WORK INSTRUCTION.
Scan the entries below. Return every line that includes "title".

Collected data entries.
- Opening Delimiter -
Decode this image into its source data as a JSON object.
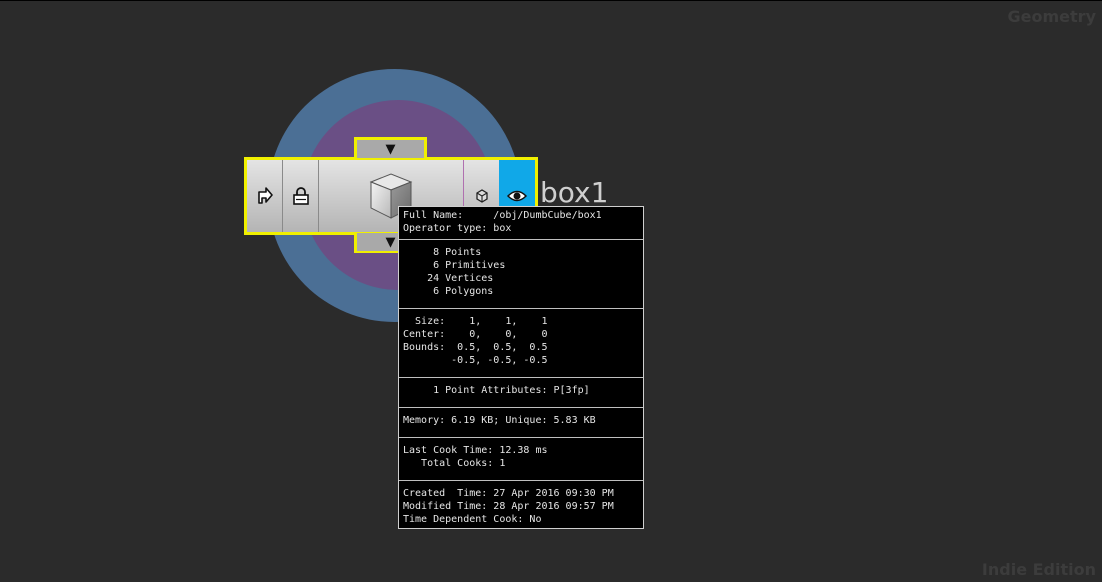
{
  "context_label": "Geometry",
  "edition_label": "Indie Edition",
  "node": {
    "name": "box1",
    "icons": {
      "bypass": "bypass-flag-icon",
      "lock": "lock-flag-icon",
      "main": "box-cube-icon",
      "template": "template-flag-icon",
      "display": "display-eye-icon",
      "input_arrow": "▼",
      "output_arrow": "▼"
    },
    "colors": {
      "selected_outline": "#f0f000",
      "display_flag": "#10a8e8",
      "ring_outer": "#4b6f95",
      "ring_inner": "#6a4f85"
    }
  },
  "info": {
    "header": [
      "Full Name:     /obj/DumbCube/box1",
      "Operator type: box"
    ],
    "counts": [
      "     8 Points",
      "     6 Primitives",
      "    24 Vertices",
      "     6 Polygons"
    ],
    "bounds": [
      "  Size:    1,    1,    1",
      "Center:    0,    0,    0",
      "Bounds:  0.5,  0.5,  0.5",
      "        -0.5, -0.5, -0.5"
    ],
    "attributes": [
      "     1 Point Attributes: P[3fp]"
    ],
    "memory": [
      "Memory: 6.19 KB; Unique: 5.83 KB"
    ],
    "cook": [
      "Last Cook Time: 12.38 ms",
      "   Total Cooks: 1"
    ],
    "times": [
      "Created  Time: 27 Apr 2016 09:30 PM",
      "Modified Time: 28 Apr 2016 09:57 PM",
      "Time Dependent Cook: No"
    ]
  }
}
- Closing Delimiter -
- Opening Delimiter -
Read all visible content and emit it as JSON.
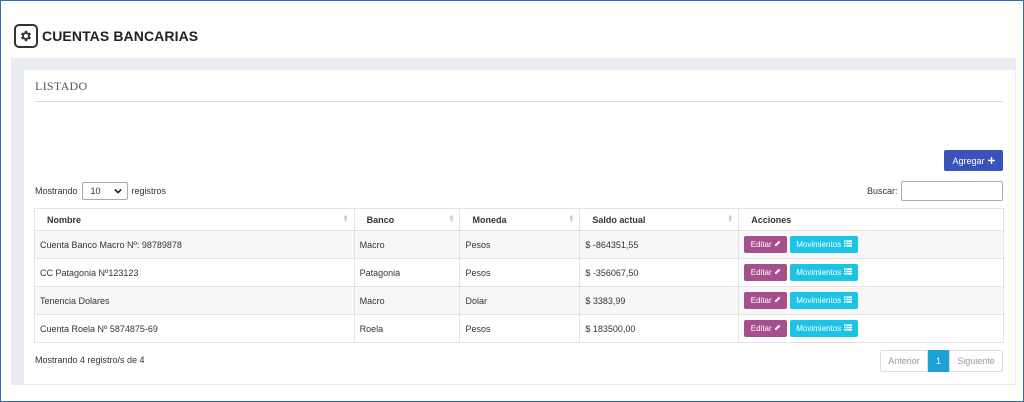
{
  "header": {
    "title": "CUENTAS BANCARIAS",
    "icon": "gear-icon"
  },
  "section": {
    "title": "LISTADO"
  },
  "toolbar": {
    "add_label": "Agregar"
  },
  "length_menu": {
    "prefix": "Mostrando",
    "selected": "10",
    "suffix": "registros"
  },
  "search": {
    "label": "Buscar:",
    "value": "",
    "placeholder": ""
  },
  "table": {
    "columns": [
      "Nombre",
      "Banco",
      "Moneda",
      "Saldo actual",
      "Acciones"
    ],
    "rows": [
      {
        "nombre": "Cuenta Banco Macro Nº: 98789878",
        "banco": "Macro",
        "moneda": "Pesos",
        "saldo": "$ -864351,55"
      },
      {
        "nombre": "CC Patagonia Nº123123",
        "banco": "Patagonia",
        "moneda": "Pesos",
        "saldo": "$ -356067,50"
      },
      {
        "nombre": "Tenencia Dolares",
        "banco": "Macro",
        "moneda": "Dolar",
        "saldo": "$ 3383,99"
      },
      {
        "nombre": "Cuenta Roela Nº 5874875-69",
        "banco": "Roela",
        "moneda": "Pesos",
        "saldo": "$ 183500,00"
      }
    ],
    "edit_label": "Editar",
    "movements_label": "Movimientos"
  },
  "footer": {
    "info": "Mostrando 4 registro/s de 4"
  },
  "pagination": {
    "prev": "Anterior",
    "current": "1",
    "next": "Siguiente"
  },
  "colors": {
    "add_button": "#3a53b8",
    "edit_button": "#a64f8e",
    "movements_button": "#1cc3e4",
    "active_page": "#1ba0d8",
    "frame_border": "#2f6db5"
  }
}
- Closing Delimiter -
THE ANSWER.
    "title": "CUENTAS BANCARIAS",
    "title": "LISTADO"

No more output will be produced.